Exercise input
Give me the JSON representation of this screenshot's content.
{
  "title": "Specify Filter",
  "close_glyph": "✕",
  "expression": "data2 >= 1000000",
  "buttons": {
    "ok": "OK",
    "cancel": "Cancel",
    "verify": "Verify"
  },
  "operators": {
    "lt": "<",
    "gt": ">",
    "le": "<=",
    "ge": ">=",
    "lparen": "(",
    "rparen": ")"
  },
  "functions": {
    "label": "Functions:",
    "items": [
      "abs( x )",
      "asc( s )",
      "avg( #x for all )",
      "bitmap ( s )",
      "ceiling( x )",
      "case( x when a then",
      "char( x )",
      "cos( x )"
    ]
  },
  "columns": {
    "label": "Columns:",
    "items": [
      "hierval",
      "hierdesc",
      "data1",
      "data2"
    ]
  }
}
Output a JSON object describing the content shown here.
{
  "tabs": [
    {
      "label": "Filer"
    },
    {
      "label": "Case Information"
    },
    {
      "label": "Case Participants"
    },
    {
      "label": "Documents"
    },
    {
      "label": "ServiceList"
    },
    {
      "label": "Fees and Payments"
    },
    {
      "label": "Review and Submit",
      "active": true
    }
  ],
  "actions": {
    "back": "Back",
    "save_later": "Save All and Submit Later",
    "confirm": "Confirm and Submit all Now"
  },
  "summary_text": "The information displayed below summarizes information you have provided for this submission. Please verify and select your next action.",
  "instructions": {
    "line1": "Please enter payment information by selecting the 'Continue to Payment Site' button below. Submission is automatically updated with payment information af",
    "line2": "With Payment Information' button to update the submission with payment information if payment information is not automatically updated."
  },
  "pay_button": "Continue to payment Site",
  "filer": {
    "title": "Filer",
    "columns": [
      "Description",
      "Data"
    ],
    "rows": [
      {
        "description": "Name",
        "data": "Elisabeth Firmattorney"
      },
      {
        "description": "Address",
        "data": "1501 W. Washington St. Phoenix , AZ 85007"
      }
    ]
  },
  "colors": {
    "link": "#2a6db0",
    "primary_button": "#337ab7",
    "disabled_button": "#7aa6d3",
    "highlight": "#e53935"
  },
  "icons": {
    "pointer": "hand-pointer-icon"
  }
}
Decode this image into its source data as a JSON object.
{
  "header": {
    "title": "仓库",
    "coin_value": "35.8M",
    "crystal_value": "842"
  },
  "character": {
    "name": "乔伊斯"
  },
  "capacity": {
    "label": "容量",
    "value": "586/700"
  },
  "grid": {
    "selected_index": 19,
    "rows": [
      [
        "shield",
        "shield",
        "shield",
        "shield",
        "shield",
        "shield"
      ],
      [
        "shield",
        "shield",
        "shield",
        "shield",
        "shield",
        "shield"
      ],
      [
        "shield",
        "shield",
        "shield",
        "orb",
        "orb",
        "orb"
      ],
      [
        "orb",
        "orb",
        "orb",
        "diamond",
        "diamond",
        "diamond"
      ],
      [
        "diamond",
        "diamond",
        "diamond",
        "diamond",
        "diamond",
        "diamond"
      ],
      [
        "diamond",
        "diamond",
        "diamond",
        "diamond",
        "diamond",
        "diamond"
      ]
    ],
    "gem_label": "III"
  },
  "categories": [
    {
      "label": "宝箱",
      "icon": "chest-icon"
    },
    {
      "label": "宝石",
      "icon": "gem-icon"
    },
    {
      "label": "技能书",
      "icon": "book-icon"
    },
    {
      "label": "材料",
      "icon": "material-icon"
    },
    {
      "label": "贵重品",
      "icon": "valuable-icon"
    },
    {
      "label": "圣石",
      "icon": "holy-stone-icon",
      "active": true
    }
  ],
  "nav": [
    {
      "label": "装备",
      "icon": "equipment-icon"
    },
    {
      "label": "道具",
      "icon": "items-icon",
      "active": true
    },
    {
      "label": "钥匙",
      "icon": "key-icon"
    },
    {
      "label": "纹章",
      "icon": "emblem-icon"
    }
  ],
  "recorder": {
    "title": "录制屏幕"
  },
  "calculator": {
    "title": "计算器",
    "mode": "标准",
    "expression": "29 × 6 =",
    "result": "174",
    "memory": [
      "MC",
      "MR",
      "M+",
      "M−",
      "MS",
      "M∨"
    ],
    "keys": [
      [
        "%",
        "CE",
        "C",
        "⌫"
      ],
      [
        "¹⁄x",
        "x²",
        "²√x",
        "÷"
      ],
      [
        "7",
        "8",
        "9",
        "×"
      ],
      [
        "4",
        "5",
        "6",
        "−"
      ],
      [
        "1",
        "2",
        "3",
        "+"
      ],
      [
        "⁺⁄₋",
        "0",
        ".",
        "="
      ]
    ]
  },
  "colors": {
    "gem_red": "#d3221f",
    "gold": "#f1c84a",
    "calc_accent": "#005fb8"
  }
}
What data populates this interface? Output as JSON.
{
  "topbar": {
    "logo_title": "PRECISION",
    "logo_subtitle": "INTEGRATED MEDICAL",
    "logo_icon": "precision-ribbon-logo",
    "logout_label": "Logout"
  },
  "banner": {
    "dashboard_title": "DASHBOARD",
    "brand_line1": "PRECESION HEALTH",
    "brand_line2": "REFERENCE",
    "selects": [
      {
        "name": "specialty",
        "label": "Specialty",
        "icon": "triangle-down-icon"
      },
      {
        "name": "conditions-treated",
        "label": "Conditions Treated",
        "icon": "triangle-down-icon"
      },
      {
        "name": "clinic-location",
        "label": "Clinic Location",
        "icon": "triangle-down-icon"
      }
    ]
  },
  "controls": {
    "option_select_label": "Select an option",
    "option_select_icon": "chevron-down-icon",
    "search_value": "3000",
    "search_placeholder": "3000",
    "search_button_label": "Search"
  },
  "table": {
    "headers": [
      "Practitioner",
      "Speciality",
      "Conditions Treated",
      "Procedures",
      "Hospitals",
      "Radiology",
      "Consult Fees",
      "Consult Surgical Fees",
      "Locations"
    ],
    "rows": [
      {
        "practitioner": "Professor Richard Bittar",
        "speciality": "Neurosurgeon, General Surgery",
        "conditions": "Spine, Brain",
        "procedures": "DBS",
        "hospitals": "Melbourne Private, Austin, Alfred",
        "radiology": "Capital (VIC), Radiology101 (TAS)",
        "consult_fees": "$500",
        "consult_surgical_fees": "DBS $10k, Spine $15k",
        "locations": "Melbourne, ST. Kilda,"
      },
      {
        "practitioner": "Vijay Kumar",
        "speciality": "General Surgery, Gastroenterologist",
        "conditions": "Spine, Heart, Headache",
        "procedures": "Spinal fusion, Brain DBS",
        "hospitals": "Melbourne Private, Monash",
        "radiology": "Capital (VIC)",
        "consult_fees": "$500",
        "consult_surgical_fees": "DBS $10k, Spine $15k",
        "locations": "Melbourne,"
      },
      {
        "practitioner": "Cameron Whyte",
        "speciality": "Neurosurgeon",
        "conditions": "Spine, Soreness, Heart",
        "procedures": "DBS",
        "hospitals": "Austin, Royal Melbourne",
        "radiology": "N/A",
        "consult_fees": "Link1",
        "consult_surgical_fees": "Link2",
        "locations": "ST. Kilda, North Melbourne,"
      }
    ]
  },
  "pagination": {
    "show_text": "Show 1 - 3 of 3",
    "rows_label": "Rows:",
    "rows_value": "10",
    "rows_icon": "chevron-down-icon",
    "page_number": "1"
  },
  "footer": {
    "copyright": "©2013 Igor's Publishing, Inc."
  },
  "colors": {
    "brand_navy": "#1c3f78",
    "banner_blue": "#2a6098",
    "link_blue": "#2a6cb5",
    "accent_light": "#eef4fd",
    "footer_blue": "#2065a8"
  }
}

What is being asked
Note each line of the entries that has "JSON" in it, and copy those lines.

Solution
Give me the JSON representation of this screenshot's content.
Output a JSON object describing the content shown here.
Decode this image into its source data as a JSON object.
What data populates this interface? Output as JSON.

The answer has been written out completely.